* _Task to carry out_
Please return all lines from the records below that include the string "entfernen".

* _Task input_
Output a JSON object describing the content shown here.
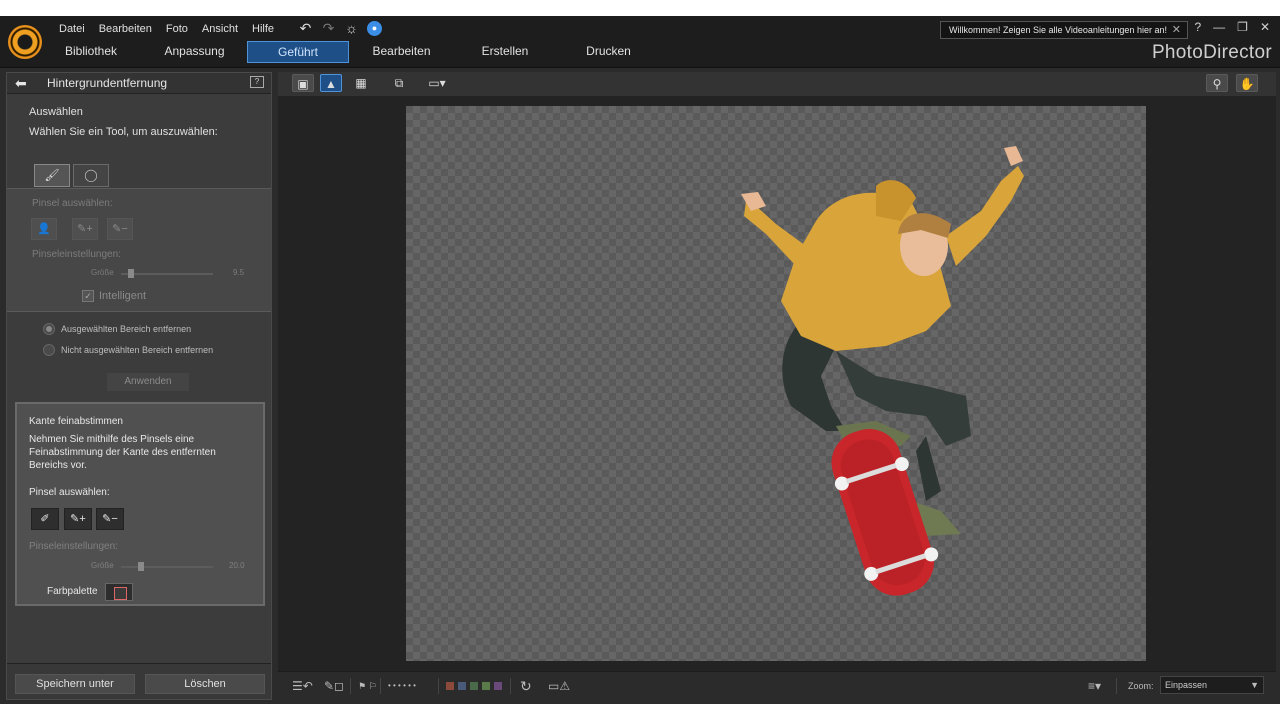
{
  "app": {
    "brand": "PhotoDirector"
  },
  "menu": [
    "Datei",
    "Bearbeiten",
    "Foto",
    "Ansicht",
    "Hilfe"
  ],
  "quick_actions": {
    "undo": "↶",
    "redo": "↷",
    "settings": "☼",
    "notify": "🔔"
  },
  "welcome_banner": {
    "text": "Willkommen! Zeigen Sie alle Videoanleitungen hier an!",
    "close": "✕"
  },
  "window_controls": {
    "help": "?",
    "minimize": "—",
    "restore": "❐",
    "close": "✕"
  },
  "tabs": [
    {
      "label": "Bibliothek",
      "active": false
    },
    {
      "label": "Anpassung",
      "active": false
    },
    {
      "label": "Geführt",
      "active": true
    },
    {
      "label": "Bearbeiten",
      "active": false
    },
    {
      "label": "Erstellen",
      "active": false
    },
    {
      "label": "Drucken",
      "active": false
    }
  ],
  "panel": {
    "title": "Hintergrundentfernung",
    "help": "?",
    "select_heading": "Auswählen",
    "select_hint": "Wählen Sie ein Tool, um auszuwählen:",
    "brush_select_label": "Pinsel auswählen:",
    "brush_settings_label": "Pinseleinstellungen:",
    "size_label": "Größe",
    "size_value": "9.5",
    "size_level": 0.08,
    "intelligent_label": "Intelligent",
    "intelligent_checked": true,
    "radio_remove_selected": "Ausgewählten Bereich entfernen",
    "radio_remove_unselected": "Nicht ausgewählten Bereich entfernen",
    "radio_selected_index": 0,
    "apply_button": "Anwenden",
    "refine": {
      "title": "Kante feinabstimmen",
      "description_1": "Nehmen Sie mithilfe des Pinsels eine",
      "description_2": "Feinabstimmung der Kante des entfernten",
      "description_3": "Bereichs vor.",
      "brush_select_label": "Pinsel auswählen:",
      "brush_settings_label": "Pinseleinstellungen:",
      "size_label": "Größe",
      "size_value": "20.0",
      "size_level": 0.2,
      "palette_label": "Farbpalette"
    },
    "save_button": "Speichern unter",
    "delete_button": "Löschen"
  },
  "bottom": {
    "zoom_label": "Zoom:",
    "zoom_value": "Einpassen",
    "dots": "• • • • • •"
  },
  "colors": {
    "accent": "#1f4f87",
    "accent_border": "#4f93da",
    "label_colors": [
      "#8b4a3a",
      "#4a5a7a",
      "#4a6a4a",
      "#5a7a4a",
      "#6a4a7a"
    ]
  },
  "canvas_image": {
    "subject": "skateboarder-cutout"
  }
}
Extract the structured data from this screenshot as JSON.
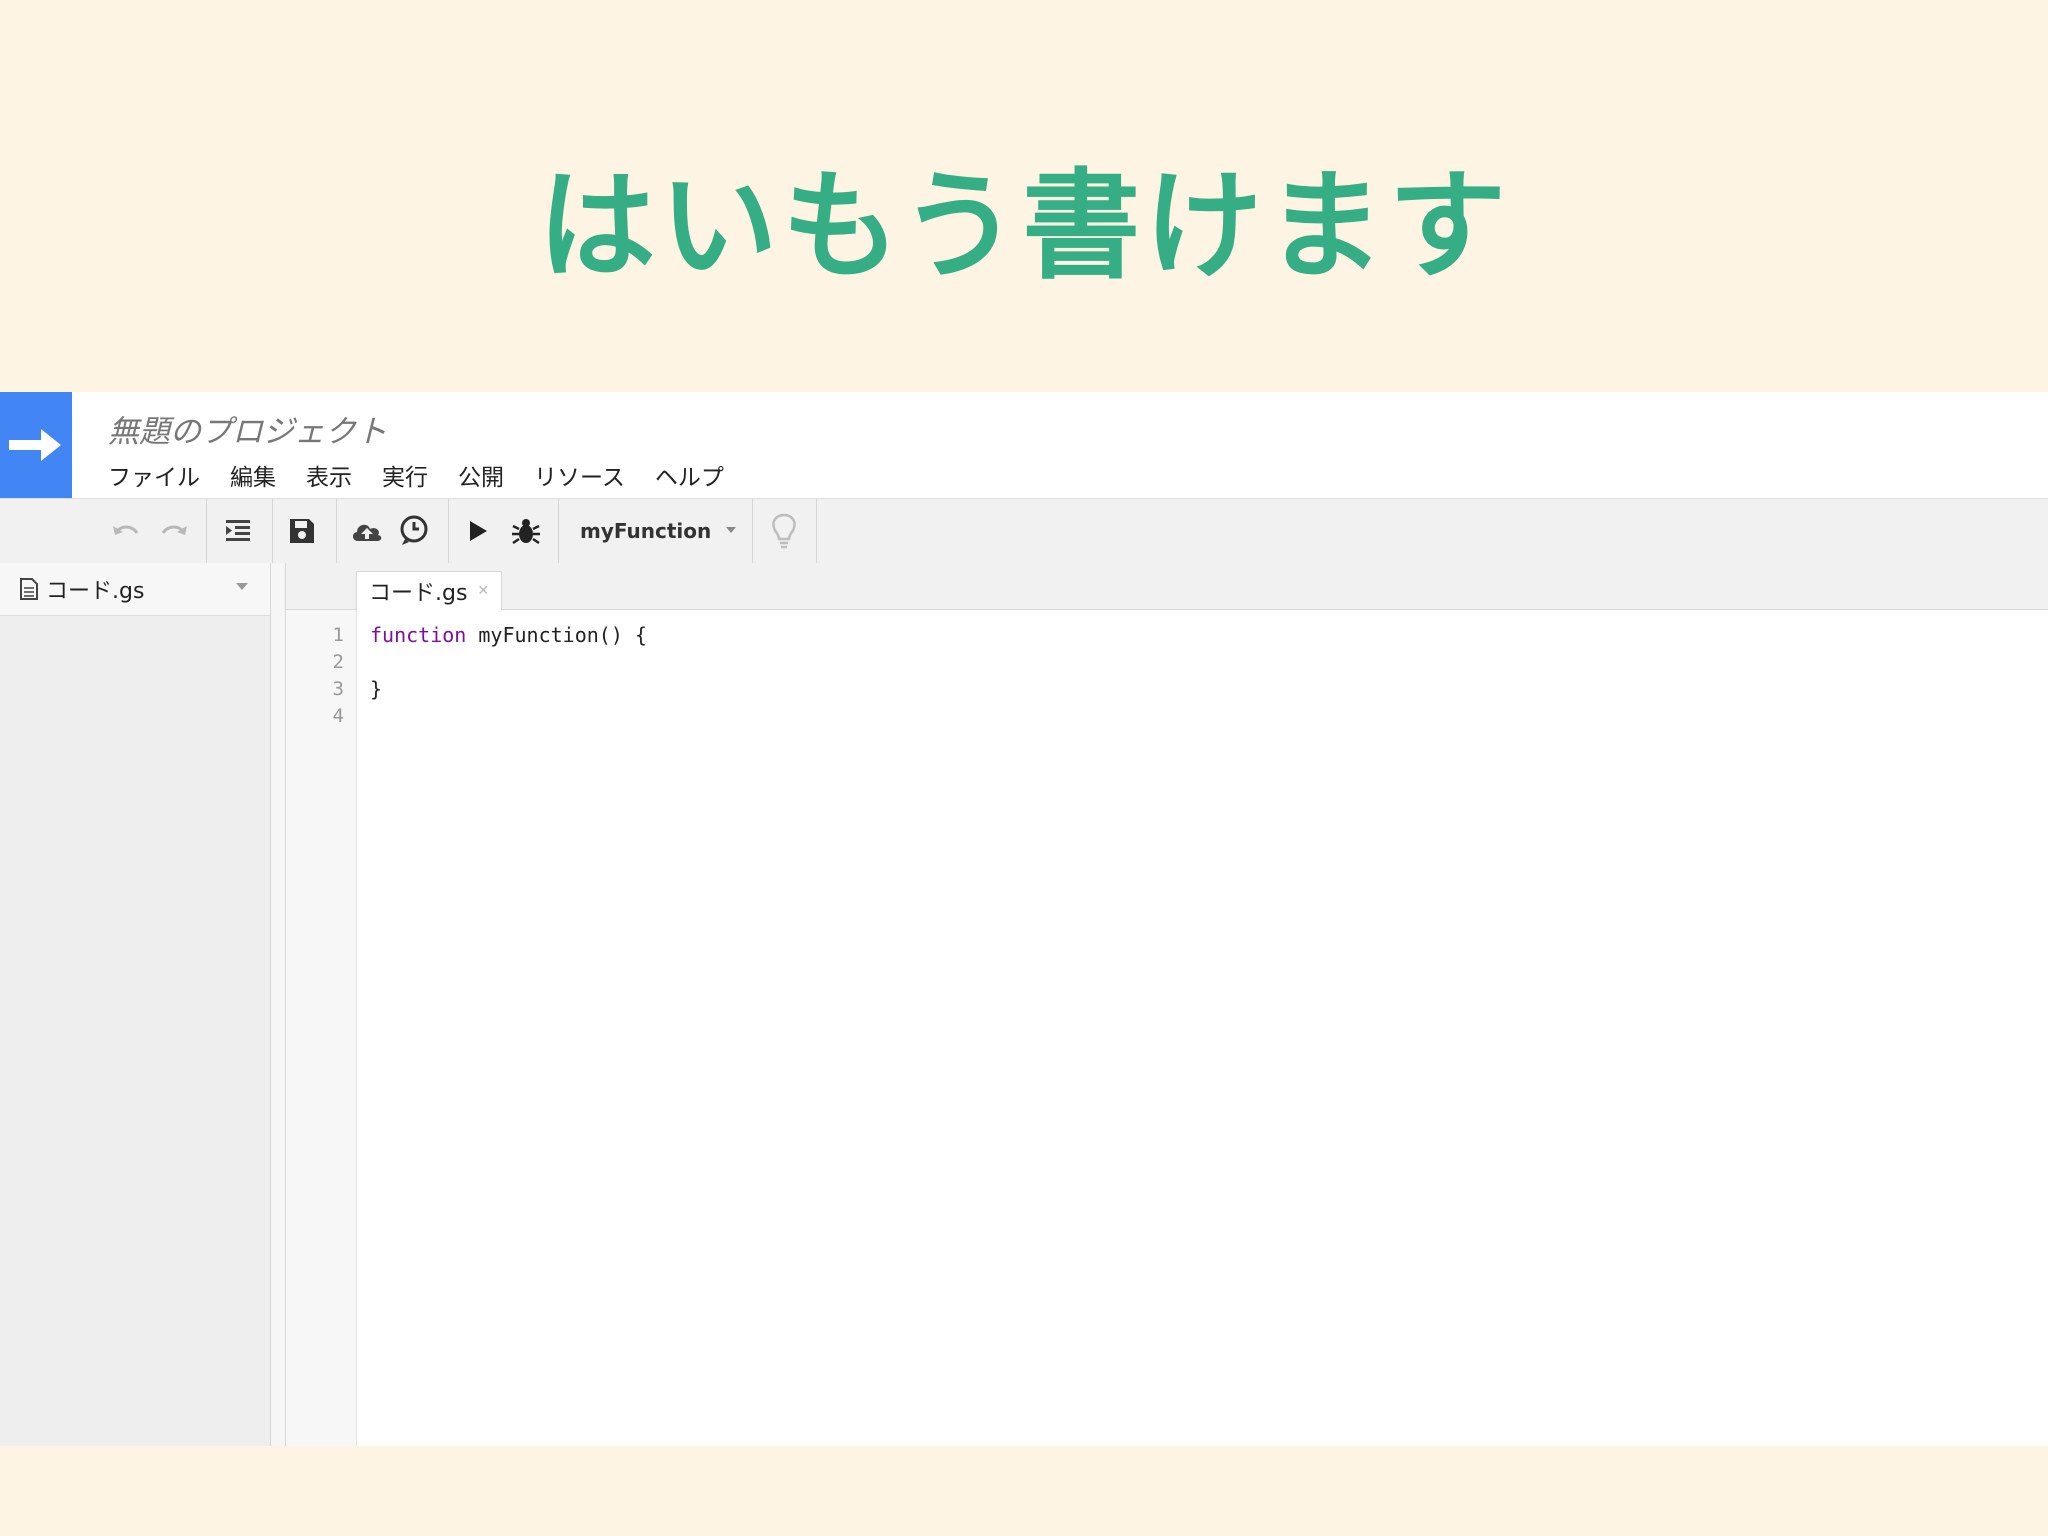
{
  "slide": {
    "title": "はいもう書けます"
  },
  "app": {
    "project_title": "無題のプロジェクト",
    "menu": [
      "ファイル",
      "編集",
      "表示",
      "実行",
      "公開",
      "リソース",
      "ヘルプ"
    ],
    "toolbar": {
      "function_select": "myFunction"
    },
    "sidebar": {
      "files": [
        {
          "name": "コード.gs"
        }
      ]
    },
    "editor": {
      "tab_label": "コード.gs",
      "line_numbers": [
        "1",
        "2",
        "3",
        "4"
      ],
      "code": {
        "keyword": "function",
        "line1_rest": " myFunction() {",
        "line3": "}"
      }
    }
  },
  "colors": {
    "title_green": "#35ad85",
    "logo_blue": "#4285f4",
    "keyword_purple": "#7f0f9c",
    "background": "#fdf4e3"
  }
}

* _Output for this exercise_
    "radio_remove_selected": "Ausgewählten Bereich entfernen",
    "radio_remove_unselected": "Nicht ausgewählten Bereich entfernen",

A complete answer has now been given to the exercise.